CRTs or monitors
Printer to provide the operator at the master station with written messages of actions performed by the master and of data obtained from RTUs.
Digital-to-Analogue converters to convert the digital data message information (on such items as line current, bus voltage, frequency, power, and reactive power flow) to analogue form that can be used to supply indicating or recording instruments.
Remote terminal units: are located at selected stations, ad are either wired to perform certain preselected functions or, in modern units, equipped with microcomputers which have memory and logic capabilities.
The RTUs are also equipped with modems so that they can accept messages from the master and signal back to the master that messages have been received and the desired operations performed.
Transducers in the remote units are used to convert such quantities as voltage, current, watts and vars to direct current or voltage proportional to the measured quantity, and then by means of analogue-to-digital converters convert the quantity to digital form, used by the system for transmission from the remote to the master.
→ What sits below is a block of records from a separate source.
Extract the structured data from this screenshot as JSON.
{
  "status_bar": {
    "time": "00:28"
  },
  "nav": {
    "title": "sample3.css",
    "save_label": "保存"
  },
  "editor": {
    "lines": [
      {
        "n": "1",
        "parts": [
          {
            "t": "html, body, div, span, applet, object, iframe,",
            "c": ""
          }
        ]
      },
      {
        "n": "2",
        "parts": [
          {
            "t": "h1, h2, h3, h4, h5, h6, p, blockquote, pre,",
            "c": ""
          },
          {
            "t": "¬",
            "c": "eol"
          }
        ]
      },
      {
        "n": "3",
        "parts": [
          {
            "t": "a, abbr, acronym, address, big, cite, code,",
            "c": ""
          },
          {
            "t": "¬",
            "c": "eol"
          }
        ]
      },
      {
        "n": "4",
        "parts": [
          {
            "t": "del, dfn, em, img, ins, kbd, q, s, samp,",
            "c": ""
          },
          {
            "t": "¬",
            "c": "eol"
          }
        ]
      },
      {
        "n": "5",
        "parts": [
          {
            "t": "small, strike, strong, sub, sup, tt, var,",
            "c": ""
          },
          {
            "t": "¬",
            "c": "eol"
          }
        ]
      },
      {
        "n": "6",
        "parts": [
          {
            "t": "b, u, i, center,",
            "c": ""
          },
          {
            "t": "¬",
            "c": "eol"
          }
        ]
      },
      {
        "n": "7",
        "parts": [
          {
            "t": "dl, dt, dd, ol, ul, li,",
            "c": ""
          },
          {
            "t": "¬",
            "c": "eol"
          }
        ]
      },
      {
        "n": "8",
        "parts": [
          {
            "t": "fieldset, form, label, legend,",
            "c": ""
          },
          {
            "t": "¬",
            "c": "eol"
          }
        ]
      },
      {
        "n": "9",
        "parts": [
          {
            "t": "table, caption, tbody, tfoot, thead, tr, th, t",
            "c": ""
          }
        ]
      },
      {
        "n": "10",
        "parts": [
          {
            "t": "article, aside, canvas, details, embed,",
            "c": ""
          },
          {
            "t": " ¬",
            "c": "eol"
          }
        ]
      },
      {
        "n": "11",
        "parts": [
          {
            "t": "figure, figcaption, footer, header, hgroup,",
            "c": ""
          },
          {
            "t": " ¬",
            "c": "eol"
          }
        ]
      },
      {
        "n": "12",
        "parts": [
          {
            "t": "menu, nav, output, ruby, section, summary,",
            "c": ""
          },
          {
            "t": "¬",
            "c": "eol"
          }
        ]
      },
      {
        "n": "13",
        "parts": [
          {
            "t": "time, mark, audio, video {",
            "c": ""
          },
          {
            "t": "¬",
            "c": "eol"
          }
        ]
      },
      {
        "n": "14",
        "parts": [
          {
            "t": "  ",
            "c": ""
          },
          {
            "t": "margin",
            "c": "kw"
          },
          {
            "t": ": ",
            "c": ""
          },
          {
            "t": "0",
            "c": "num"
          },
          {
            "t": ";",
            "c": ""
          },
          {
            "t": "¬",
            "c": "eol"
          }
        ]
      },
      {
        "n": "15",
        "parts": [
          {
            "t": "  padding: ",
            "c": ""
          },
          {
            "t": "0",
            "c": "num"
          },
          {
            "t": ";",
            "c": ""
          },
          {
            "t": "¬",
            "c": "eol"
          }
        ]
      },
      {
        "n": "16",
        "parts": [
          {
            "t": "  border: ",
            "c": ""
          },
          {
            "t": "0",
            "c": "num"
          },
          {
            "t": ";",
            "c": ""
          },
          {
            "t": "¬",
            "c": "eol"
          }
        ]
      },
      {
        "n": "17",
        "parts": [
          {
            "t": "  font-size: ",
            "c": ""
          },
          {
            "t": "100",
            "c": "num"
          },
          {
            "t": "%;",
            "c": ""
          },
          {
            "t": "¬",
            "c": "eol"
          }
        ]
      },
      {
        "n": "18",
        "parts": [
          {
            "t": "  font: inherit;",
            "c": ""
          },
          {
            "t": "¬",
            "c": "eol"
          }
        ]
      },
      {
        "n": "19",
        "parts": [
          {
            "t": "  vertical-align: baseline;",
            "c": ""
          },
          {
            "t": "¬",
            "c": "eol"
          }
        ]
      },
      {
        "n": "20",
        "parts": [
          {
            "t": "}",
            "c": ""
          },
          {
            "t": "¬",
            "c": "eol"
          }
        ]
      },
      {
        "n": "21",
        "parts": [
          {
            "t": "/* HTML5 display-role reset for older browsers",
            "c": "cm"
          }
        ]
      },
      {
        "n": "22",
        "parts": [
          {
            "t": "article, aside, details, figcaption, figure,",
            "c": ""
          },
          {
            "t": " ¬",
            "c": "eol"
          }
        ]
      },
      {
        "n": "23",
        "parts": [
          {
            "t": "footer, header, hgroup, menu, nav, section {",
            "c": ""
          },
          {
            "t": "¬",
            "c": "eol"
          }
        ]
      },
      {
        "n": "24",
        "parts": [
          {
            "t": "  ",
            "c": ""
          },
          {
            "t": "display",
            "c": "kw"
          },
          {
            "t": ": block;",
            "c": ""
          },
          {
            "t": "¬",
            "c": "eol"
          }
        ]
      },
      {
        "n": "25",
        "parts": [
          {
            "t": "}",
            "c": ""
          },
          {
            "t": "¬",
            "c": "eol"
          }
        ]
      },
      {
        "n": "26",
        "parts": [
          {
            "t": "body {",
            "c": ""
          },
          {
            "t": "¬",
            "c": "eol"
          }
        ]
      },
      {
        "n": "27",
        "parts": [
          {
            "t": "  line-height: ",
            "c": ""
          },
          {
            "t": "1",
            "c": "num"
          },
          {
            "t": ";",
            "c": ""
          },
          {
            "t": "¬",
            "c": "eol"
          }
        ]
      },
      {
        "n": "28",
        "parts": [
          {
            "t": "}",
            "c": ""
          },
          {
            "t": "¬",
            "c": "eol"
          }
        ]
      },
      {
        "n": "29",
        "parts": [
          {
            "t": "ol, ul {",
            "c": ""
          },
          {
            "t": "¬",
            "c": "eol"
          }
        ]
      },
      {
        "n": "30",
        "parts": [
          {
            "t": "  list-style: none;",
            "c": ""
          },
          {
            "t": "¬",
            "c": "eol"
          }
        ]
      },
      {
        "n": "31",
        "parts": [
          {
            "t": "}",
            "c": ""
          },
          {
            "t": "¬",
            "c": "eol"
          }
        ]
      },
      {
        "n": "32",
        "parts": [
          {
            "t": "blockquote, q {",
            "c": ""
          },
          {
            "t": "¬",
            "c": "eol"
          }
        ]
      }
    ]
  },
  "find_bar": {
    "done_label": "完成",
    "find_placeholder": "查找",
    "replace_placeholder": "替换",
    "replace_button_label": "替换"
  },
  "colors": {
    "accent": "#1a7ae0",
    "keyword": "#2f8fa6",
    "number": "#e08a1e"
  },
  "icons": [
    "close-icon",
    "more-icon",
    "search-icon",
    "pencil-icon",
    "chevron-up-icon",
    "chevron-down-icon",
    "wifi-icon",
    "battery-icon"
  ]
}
SCADA system applications: in addition to the remote supervisory control, status monitoring, various other programs can be incorporated in such systems to improve operations and minimize the manual effort required of power system operators. Some of these are
Automatic generation control:- control systems that are responsive to frequency variations, cost factors, transmission losses, etc
Security monitoring:- checking the limits of loading and other quantities in order to determine whether the system is at or near at alert or emergency state.
Online load flow:- when sufficient information is telemetered to the master unit, a load flow program can be developed to predict loading of lines and stations under selected future conditions using actual operating data.
The reliability of a SCADA system is very important, and several means are used to ensure maximum reliability for such system. Most master units are dual computers, with one as a primary unit and the other on standby to take immediate control, usually automatically, if primary unit should fail.
4.2 AUTOMATIC LOAD DISPATCHING
The Load Dispatch Department is the nerve centre for the operation, planning, monitoring and control of the power system. Electricity cannot be stored and has to be produced when it is needed. It is therefore essential that power system is planned and operated optimally & economically. This is the main objective of Load Dispatch Centre.
Major Functions of Load Dispatch Center:
To ensure integrated operation of the power system.
To give directions and exercise supervision and control which is required for integrated operation to achieve maximum economy and efficiency in power system operation.
Scheduling and Re-Scheduling of available resources for optimum and economic operation of the power system.
To coordinate shutdowns for the Generating Units and Sub-station equipment, including transmission lines taking into consideration continuity of supply with quality.
System Restoration in a systematic manner in shortest possible duration, following Grid Disturbances.
Accounting of Energy handled by the State System.
Compiling & Furnishing data pertaining to Power System Operation.